**PROMPT**
Go over the data below line by line, and state how many lines contain the string "icon". Give the number only.

**PROVIDED MATERIAL**
---*---

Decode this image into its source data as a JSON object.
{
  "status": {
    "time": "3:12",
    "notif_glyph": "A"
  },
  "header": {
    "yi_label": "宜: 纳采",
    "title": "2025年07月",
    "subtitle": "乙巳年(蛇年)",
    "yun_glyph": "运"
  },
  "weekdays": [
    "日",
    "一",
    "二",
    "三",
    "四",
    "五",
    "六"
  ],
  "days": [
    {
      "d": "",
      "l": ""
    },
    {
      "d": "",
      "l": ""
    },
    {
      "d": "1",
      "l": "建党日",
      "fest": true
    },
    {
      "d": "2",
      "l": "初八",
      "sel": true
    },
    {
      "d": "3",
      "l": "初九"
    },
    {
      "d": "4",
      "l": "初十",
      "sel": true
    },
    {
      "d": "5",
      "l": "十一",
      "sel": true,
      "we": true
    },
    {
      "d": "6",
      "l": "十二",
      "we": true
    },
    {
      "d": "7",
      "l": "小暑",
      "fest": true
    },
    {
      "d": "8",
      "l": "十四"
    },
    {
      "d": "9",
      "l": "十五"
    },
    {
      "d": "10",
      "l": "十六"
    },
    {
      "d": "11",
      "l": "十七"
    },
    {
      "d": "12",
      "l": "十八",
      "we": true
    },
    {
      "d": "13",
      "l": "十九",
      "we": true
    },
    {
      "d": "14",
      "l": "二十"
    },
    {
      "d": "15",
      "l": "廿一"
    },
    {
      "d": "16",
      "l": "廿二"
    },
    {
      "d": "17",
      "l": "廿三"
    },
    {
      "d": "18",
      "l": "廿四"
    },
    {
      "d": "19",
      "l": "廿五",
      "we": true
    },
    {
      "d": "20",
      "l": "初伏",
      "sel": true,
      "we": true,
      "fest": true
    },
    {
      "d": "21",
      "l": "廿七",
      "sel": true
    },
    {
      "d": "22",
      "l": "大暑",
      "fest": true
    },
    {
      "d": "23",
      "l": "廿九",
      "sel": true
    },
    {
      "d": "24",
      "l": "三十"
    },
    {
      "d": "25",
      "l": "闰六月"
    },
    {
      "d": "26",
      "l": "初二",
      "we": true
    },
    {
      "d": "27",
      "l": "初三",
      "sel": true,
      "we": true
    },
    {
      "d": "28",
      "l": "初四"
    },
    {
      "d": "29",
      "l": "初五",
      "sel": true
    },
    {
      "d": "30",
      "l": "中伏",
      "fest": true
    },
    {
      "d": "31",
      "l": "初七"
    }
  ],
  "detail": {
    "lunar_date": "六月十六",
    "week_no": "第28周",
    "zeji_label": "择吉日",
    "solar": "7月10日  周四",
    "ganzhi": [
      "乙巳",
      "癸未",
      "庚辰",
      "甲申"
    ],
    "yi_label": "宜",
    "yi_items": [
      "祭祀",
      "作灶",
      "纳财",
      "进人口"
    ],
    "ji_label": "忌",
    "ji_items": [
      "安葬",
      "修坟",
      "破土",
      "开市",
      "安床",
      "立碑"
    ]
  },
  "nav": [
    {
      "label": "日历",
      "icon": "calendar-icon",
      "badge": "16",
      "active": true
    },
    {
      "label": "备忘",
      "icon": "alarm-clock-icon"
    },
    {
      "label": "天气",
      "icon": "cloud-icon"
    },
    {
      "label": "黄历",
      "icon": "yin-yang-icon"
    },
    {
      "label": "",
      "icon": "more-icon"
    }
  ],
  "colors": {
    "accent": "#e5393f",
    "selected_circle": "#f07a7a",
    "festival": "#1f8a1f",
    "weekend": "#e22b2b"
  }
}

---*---

**TASK OUTPUT**
5